by Joey GuerraDaily Cougar Staff
"Age cannot wither her," says one of the characters in the Alley Theatre's production of Antony and Cleopatra, referring to the powerful female ruler. This thought applies as well to actress Vanessa Redgrave, who infuses her character with an impressive amount of energy. Her Cleopatra is vain and sarcastic but filled with wonderment regarding the people and places surrounding her.
Redgrave's interpretation is not that of a sultry siren in the tradition of Elizabeth Taylor's movie queen, but more of a fascinating womanchild.
Antony and Cleopatra, a "love" story of sorts, is set after the death of Julius Caesar. Besides detailing the struggle for Caesar's riches, the play chronicles the downfall of Marc Antony (David Harewood) through his tempestuous relationship with Cleopatra. She bewitches him not with her beauty but with her persona. Redgrave uses her exquisite talents to illustrate the lure of Cleopatra, and she shimmers in Act 1.
Redgrave directed the play, and she shows an eye for detail, using light and shadows to indicate different rooms, changes of scenery and weather. The battle scenes within the play are also elegantly executed, and Redgrave's energy is clearly seen when she dukes it out with Antony herself. A much more impressive job is done directing this play than was done with brother Corin's failed effort, Julius Caesar.

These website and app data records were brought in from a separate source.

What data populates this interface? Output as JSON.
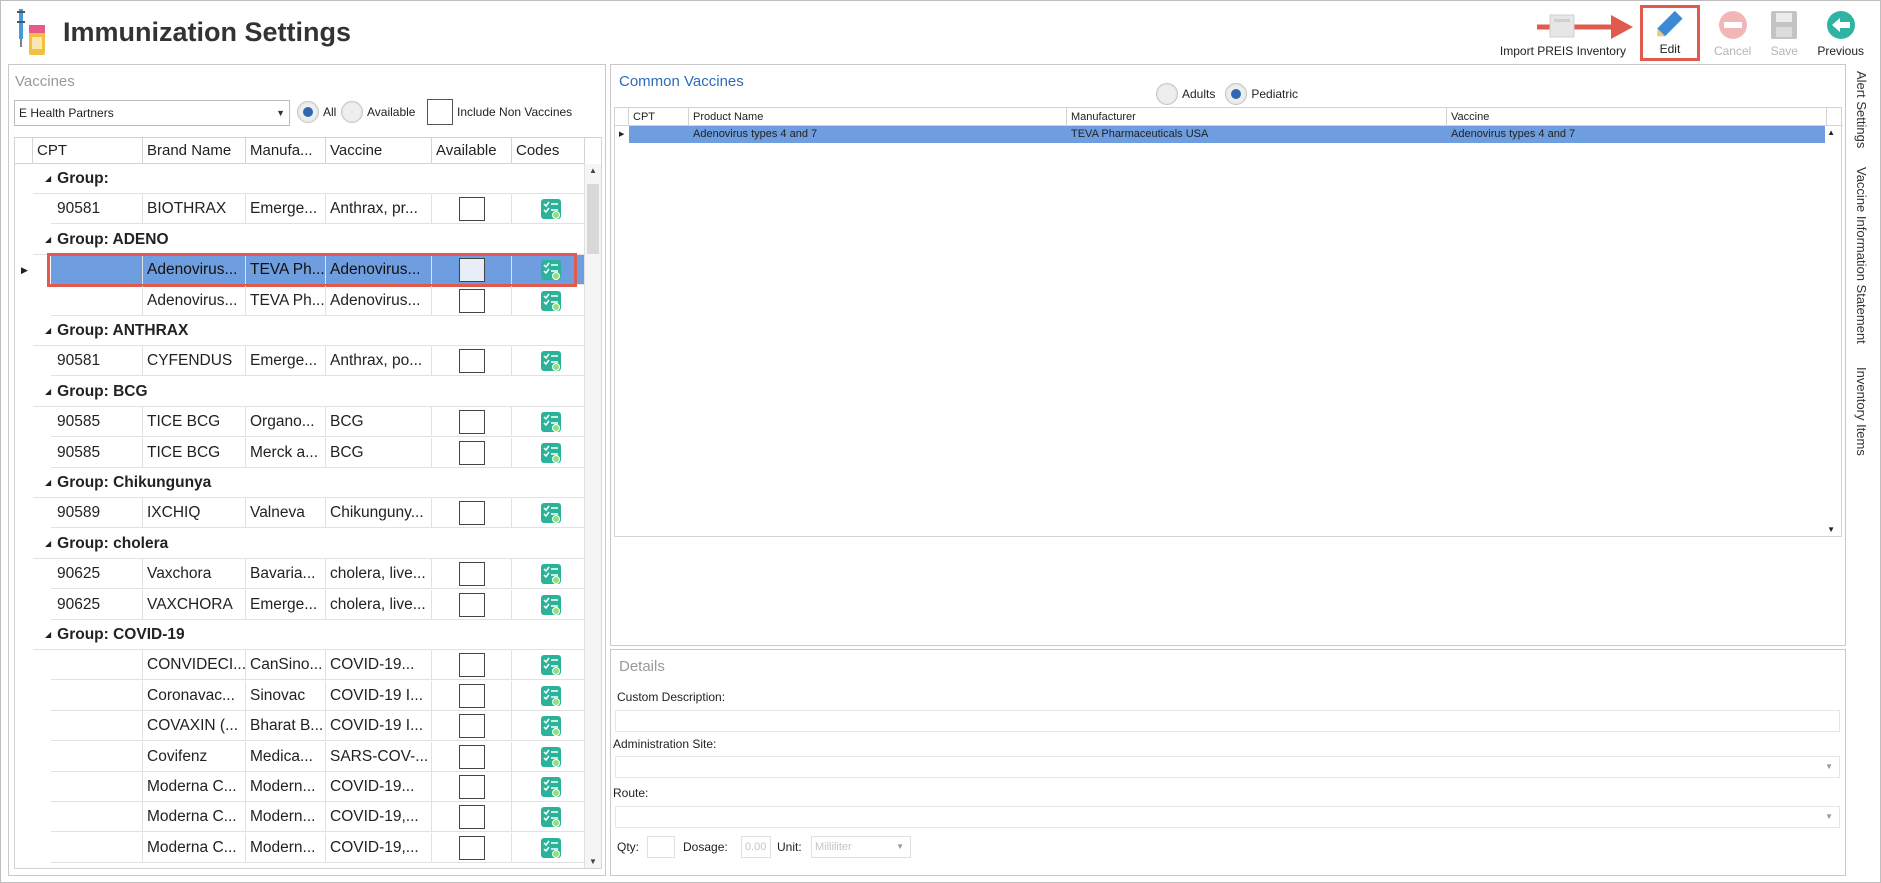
{
  "app": {
    "title": "Immunization Settings"
  },
  "toolbar": {
    "import_label": "Import PREIS Inventory",
    "edit_label": "Edit",
    "cancel_label": "Cancel",
    "save_label": "Save",
    "previous_label": "Previous"
  },
  "vaccines": {
    "title": "Vaccines",
    "partner": "E Health Partners",
    "all_label": "All",
    "available_label": "Available",
    "include_label": "Include Non Vaccines",
    "columns": [
      "CPT",
      "Brand Name",
      "Manufa...",
      "Vaccine",
      "Available",
      "Codes"
    ],
    "rows": [
      {
        "kind": "group",
        "label": "Group:"
      },
      {
        "kind": "item",
        "cpt": "90581",
        "brand": "BIOTHRAX",
        "manu": "Emerge...",
        "vaccine": "Anthrax, pr...",
        "available": false
      },
      {
        "kind": "group",
        "label": "Group: ADENO"
      },
      {
        "kind": "item",
        "cpt": "",
        "brand": "Adenovirus...",
        "manu": "TEVA Ph...",
        "vaccine": "Adenovirus...",
        "available": false,
        "selected": true
      },
      {
        "kind": "item",
        "cpt": "",
        "brand": "Adenovirus...",
        "manu": "TEVA Ph...",
        "vaccine": "Adenovirus...",
        "available": false
      },
      {
        "kind": "group",
        "label": "Group: ANTHRAX"
      },
      {
        "kind": "item",
        "cpt": "90581",
        "brand": "CYFENDUS",
        "manu": "Emerge...",
        "vaccine": "Anthrax, po...",
        "available": false
      },
      {
        "kind": "group",
        "label": "Group: BCG"
      },
      {
        "kind": "item",
        "cpt": "90585",
        "brand": "TICE BCG",
        "manu": "Organo...",
        "vaccine": "BCG",
        "available": false
      },
      {
        "kind": "item",
        "cpt": "90585",
        "brand": "TICE BCG",
        "manu": "Merck a...",
        "vaccine": "BCG",
        "available": false
      },
      {
        "kind": "group",
        "label": "Group: Chikungunya"
      },
      {
        "kind": "item",
        "cpt": "90589",
        "brand": "IXCHIQ",
        "manu": "Valneva",
        "vaccine": "Chikunguny...",
        "available": false
      },
      {
        "kind": "group",
        "label": "Group: cholera"
      },
      {
        "kind": "item",
        "cpt": "90625",
        "brand": "Vaxchora",
        "manu": "Bavaria...",
        "vaccine": "cholera, live...",
        "available": false
      },
      {
        "kind": "item",
        "cpt": "90625",
        "brand": "VAXCHORA",
        "manu": "Emerge...",
        "vaccine": "cholera, live...",
        "available": false
      },
      {
        "kind": "group",
        "label": "Group: COVID-19"
      },
      {
        "kind": "item",
        "cpt": "",
        "brand": "CONVIDECI...",
        "manu": "CanSino...",
        "vaccine": "COVID-19...",
        "available": false
      },
      {
        "kind": "item",
        "cpt": "",
        "brand": "Coronavac...",
        "manu": "Sinovac",
        "vaccine": "COVID-19 I...",
        "available": false
      },
      {
        "kind": "item",
        "cpt": "",
        "brand": "COVAXIN (...",
        "manu": "Bharat B...",
        "vaccine": "COVID-19 I...",
        "available": false
      },
      {
        "kind": "item",
        "cpt": "",
        "brand": "Covifenz",
        "manu": "Medica...",
        "vaccine": "SARS-COV-...",
        "available": false
      },
      {
        "kind": "item",
        "cpt": "",
        "brand": "Moderna C...",
        "manu": "Modern...",
        "vaccine": "COVID-19...",
        "available": false
      },
      {
        "kind": "item",
        "cpt": "",
        "brand": "Moderna C...",
        "manu": "Modern...",
        "vaccine": "COVID-19,...",
        "available": false
      },
      {
        "kind": "item",
        "cpt": "",
        "brand": "Moderna C...",
        "manu": "Modern...",
        "vaccine": "COVID-19,...",
        "available": false
      }
    ]
  },
  "common": {
    "title": "Common Vaccines",
    "adults_label": "Adults",
    "pediatric_label": "Pediatric",
    "columns": [
      "CPT",
      "Product Name",
      "Manufacturer",
      "Vaccine"
    ],
    "rows": [
      {
        "cpt": "",
        "product": "Adenovirus types 4 and 7",
        "manufacturer": "TEVA Pharmaceuticals USA",
        "vaccine": "Adenovirus types 4 and 7"
      }
    ]
  },
  "details": {
    "title": "Details",
    "custom_label": "Custom Description:",
    "site_label": "Administration Site:",
    "route_label": "Route:",
    "qty_label": "Qty:",
    "dosage_label": "Dosage:",
    "dosage_value": "0.00",
    "unit_label": "Unit:",
    "unit_value": "Milliliter"
  },
  "side_tabs": [
    "Alert Settings",
    "Vaccine Information Statement",
    "Inventory Items"
  ],
  "colors": {
    "accent": "#2f67b1",
    "selection": "#6f9ee0",
    "highlight": "#e05a4e",
    "codes_icon": "#2bb39a"
  }
}
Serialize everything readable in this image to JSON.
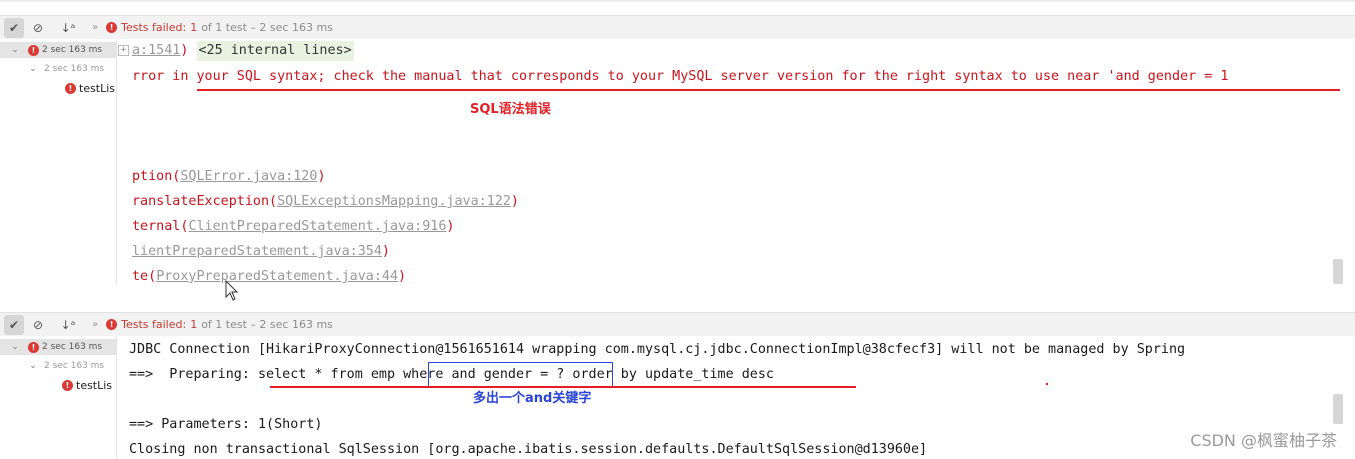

Despite Redgrave's deserving praise, the play has definite flaws. Some of the acting is not quite up to par. As Maecenas, Alley regular John Feltch should think hard about ever doing Shakespeare again. His delivery and presence are both weak. As Antony, Harewood lacks the raw energy and passion he displayed in Julius Caesar.
The other performances are decidedly closer to the mark. Rutherford Cravens, Alex Allen Morris, Jeffrey Bean and James Black are well-cast as key players in the ultimate tragedy. Monica Koskey is also fine as Iras, one of Cleopatra's ladies-in-waiting.
A definite delight is Shelley Williams as Charmian, another of Cleopatra's ladies. Williams is every bit Redgrave's equal, peppering her performance with sarcasm, humor and genuine despair at the tragic end.
The night, though, belongs to Redgrave, who makes the production well worth everyone's time. While her momentum seems to wane a bit in the second act, it is nonetheless a pleasure seeing such an esteemed actress on the Alley stage. She interjects each piece of Cleopatra -- her laugh, her shriek, her walk -- with class and elegance.
If there is a drawback, it is that Shakespeare's text has not aged very well. Some of the dialogue seems stilted, and perhaps tightening it up with a few proof readings may be a good idea.
Redgrave has created something much more entertaining than her brother's production, Julius Caesar. If comparison seems unnecessary, both plays are in repertory at the Alley, which involves the Redgraves' Moving Theatre Company. They both draw from the same barrel, which makes the disparity in quality surprising.
Problems and all, Antony and Cleopatra is a definite highlight of the Alley season. One will long remember the production's stunning final scenes and the throaty, caustic laugh of Redgrave's haunting Cleopatra.